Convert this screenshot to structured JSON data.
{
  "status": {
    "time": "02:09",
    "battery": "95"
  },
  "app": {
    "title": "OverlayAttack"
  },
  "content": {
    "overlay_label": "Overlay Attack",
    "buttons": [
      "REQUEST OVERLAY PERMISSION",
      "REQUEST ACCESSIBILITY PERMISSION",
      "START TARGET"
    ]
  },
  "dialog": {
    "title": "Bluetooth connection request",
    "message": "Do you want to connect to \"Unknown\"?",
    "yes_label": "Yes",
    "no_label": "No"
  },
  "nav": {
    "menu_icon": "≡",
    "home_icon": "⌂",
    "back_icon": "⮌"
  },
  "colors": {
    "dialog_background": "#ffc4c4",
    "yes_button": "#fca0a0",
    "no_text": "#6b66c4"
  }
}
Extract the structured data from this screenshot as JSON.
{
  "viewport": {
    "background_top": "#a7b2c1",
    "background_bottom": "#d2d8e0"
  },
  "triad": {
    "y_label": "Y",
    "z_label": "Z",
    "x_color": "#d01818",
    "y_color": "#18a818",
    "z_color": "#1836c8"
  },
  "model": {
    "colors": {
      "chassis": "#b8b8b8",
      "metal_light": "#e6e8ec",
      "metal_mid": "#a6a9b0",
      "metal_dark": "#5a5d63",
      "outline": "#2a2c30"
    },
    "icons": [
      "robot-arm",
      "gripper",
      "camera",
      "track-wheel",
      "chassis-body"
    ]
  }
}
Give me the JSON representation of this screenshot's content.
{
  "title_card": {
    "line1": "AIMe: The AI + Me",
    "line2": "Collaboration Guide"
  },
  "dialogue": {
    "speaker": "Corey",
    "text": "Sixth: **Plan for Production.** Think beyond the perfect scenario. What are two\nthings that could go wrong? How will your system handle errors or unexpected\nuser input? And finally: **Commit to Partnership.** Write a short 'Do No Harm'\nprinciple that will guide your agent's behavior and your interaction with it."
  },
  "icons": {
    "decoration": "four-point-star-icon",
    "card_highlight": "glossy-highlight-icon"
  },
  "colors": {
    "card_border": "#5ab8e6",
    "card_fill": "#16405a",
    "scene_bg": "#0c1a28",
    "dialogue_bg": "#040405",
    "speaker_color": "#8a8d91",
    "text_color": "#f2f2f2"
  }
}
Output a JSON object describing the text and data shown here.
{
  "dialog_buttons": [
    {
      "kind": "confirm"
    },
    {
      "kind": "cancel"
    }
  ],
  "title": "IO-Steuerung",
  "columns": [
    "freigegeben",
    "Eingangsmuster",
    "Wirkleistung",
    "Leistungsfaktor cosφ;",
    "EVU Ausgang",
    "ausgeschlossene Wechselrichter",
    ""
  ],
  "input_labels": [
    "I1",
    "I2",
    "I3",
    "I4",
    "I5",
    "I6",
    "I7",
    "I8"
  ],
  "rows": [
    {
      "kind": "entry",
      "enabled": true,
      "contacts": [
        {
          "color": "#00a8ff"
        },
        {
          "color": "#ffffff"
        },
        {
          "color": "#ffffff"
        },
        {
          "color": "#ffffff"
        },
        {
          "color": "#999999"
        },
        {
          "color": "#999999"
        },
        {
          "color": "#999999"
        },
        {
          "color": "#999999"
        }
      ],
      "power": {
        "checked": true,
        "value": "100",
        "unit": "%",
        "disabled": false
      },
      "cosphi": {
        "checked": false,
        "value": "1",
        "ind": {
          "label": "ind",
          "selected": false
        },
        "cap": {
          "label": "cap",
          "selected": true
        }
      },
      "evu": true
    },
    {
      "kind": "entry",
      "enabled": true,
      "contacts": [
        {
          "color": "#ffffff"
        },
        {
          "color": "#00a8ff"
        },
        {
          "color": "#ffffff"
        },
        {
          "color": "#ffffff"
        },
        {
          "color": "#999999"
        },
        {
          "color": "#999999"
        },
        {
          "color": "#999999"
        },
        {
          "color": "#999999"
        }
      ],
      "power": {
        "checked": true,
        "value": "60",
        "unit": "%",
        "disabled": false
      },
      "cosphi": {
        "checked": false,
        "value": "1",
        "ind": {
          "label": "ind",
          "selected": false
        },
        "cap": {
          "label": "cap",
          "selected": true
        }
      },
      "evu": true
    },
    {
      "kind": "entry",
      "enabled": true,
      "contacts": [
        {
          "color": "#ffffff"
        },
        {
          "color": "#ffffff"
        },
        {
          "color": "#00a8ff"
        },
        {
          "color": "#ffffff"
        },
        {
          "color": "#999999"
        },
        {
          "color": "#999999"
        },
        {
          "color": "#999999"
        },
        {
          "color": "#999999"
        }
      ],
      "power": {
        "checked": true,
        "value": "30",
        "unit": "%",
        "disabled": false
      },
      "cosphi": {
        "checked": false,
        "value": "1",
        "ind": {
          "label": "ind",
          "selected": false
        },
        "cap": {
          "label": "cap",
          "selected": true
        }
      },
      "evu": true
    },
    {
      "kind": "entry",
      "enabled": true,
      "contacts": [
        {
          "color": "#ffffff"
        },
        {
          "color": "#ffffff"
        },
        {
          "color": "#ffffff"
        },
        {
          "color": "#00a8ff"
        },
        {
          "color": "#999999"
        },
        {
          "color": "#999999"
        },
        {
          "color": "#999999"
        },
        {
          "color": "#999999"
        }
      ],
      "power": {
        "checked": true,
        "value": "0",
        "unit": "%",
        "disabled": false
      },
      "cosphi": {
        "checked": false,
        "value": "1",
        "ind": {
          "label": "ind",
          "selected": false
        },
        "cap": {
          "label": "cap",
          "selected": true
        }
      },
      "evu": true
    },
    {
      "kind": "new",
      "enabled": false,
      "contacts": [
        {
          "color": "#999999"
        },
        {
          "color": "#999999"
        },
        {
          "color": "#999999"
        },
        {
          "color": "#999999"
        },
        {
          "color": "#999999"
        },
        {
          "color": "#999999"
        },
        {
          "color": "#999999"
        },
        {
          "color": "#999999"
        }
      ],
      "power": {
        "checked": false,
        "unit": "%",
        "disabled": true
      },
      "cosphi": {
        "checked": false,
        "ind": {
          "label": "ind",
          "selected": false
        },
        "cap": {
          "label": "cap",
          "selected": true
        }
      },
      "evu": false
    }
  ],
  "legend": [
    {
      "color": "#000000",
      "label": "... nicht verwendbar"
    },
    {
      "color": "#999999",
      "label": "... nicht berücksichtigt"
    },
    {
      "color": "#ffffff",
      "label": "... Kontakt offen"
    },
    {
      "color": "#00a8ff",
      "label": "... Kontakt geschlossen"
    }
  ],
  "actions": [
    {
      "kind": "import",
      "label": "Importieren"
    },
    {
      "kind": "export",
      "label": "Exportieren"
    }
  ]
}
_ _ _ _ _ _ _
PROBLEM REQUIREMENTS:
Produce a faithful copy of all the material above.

RESPONSE AREA:
Convert this screenshot to structured JSON data.
{
  "status": {
    "time": "02:09",
    "battery": "95"
  },
  "app": {
    "title": "OverlayAttack"
  },
  "content": {
    "overlay_label": "Overlay Attack",
    "buttons": [
      "REQUEST OVERLAY PERMISSION",
      "REQUEST ACCESSIBILITY PERMISSION",
      "START TARGET"
    ]
  },
  "dialog": {
    "title": "Bluetooth connection request",
    "message": "Do you want to connect to \"Unknown\"?",
    "yes_label": "Yes",
    "no_label": "No"
  },
  "nav": {
    "menu_icon": "≡",
    "home_icon": "⌂",
    "back_icon": "⮌"
  },
  "colors": {
    "dialog_background": "#ffc4c4",
    "yes_button": "#fca0a0",
    "no_text": "#6b66c4"
  }
}
Extract the structured data from this screenshot as JSON.
{
  "viewport": {
    "background_top": "#a7b2c1",
    "background_bottom": "#d2d8e0"
  },
  "triad": {
    "y_label": "Y",
    "z_label": "Z",
    "x_color": "#d01818",
    "y_color": "#18a818",
    "z_color": "#1836c8"
  },
  "model": {
    "colors": {
      "chassis": "#b8b8b8",
      "metal_light": "#e6e8ec",
      "metal_mid": "#a6a9b0",
      "metal_dark": "#5a5d63",
      "outline": "#2a2c30"
    },
    "icons": [
      "robot-arm",
      "gripper",
      "camera",
      "track-wheel",
      "chassis-body"
    ]
  }
}
Give me the JSON representation of this screenshot's content.
{
  "title_card": {
    "line1": "AIMe: The AI + Me",
    "line2": "Collaboration Guide"
  },
  "dialogue": {
    "speaker": "Corey",
    "text": "Sixth: **Plan for Production.** Think beyond the perfect scenario. What are two\nthings that could go wrong? How will your system handle errors or unexpected\nuser input? And finally: **Commit to Partnership.** Write a short 'Do No Harm'\nprinciple that will guide your agent's behavior and your interaction with it."
  },
  "icons": {
    "decoration": "four-point-star-icon",
    "card_highlight": "glossy-highlight-icon"
  },
  "colors": {
    "card_border": "#5ab8e6",
    "card_fill": "#16405a",
    "scene_bg": "#0c1a28",
    "dialogue_bg": "#040405",
    "speaker_color": "#8a8d91",
    "text_color": "#f2f2f2"
  }
}
Output a JSON object describing the text and data shown here.
{
  "dialog_buttons": [
    {
      "kind": "confirm"
    },
    {
      "kind": "cancel"
    }
  ],
  "title": "IO-Steuerung",
  "columns": [
    "freigegeben",
    "Eingangsmuster",
    "Wirkleistung",
    "Leistungsfaktor cosφ;",
    "EVU Ausgang",
    "ausgeschlossene Wechselrichter",
    ""
  ],
  "input_labels": [
    "I1",
    "I2",
    "I3",
    "I4",
    "I5",
    "I6",
    "I7",
    "I8"
  ],
  "rows": [
    {
      "kind": "entry",
      "enabled": true,
      "contacts": [
        {
          "color": "#00a8ff"
        },
        {
          "color": "#ffffff"
        },
        {
          "color": "#ffffff"
        },
        {
          "color": "#ffffff"
        },
        {
          "color": "#999999"
        },
        {
          "color": "#999999"
        },
        {
          "color": "#999999"
        },
        {
          "color": "#999999"
        }
      ],
      "power": {
        "checked": true,
        "value": "100",
        "unit": "%",
        "disabled": false
      },
      "cosphi": {
        "checked": false,
        "value": "1",
        "ind": {
          "label": "ind",
          "selected": false
        },
        "cap": {
          "label": "cap",
          "selected": true
        }
      },
      "evu": true
    },
    {
      "kind": "entry",
      "enabled": true,
      "contacts": [
        {
          "color": "#ffffff"
        },
        {
          "color": "#00a8ff"
        },
        {
          "color": "#ffffff"
        },
        {
          "color": "#ffffff"
        },
        {
          "color": "#999999"
        },
        {
          "color": "#999999"
        },
        {
          "color": "#999999"
        },
        {
          "color": "#999999"
        }
      ],
      "power": {
        "checked": true,
        "value": "60",
        "unit": "%",
        "disabled": false
      },
      "cosphi": {
        "checked": false,
        "value": "1",
        "ind": {
          "label": "ind",
          "selected": false
        },
        "cap": {
          "label": "cap",
          "selected": true
        }
      },
      "evu": true
    },
    {
      "kind": "entry",
      "enabled": true,
      "contacts": [
        {
          "color": "#ffffff"
        },
        {
          "color": "#ffffff"
        },
        {
          "color": "#00a8ff"
        },
        {
          "color": "#ffffff"
        },
        {
          "color": "#999999"
        },
        {
          "color": "#999999"
        },
        {
          "color": "#999999"
        },
        {
          "color": "#999999"
        }
      ],
      "power": {
        "checked": true,
        "value": "30",
        "unit": "%",
        "disabled": false
      },
      "cosphi": {
        "checked": false,
        "value": "1",
        "ind": {
          "label": "ind",
          "selected": false
        },
        "cap": {
          "label": "cap",
          "selected": true
        }
      },
      "evu": true
    },
    {
      "kind": "entry",
      "enabled": true,
      "contacts": [
        {
          "color": "#ffffff"
        },
        {
          "color": "#ffffff"
        },
        {
          "color": "#ffffff"
        },
        {
          "color": "#00a8ff"
        },
        {
          "color": "#999999"
        },
        {
          "color": "#999999"
        },
        {
          "color": "#999999"
        },
        {
          "color": "#999999"
        }
      ],
      "power": {
        "checked": true,
        "value": "0",
        "unit": "%",
        "disabled": false
      },
      "cosphi": {
        "checked": false,
        "value": "1",
        "ind": {
          "label": "ind",
          "selected": false
        },
        "cap": {
          "label": "cap",
          "selected": true
        }
      },
      "evu": true
    },
    {
      "kind": "new",
      "enabled": false,
      "contacts": [
        {
          "color": "#999999"
        },
        {
          "color": "#999999"
        },
        {
          "color": "#999999"
        },
        {
          "color": "#999999"
        },
        {
          "color": "#999999"
        },
        {
          "color": "#999999"
        },
        {
          "color": "#999999"
        },
        {
          "color": "#999999"
        }
      ],
      "power": {
        "checked": false,
        "unit": "%",
        "disabled": true
      },
      "cosphi": {
        "checked": false,
        "ind": {
          "label": "ind",
          "selected": false
        },
        "cap": {
          "label": "cap",
          "selected": true
        }
      },
      "evu": false
    }
  ],
  "legend": [
    {
      "color": "#000000",
      "label": "... nicht verwendbar"
    },
    {
      "color": "#999999",
      "label": "... nicht berücksichtigt"
    },
    {
      "color": "#ffffff",
      "label": "... Kontakt offen"
    },
    {
      "color": "#00a8ff",
      "label": "... Kontakt geschlossen"
    }
  ],
  "actions": [
    {
      "kind": "import",
      "label": "Importieren"
    },
    {
      "kind": "export",
      "label": "Exportieren"
    }
  ]
}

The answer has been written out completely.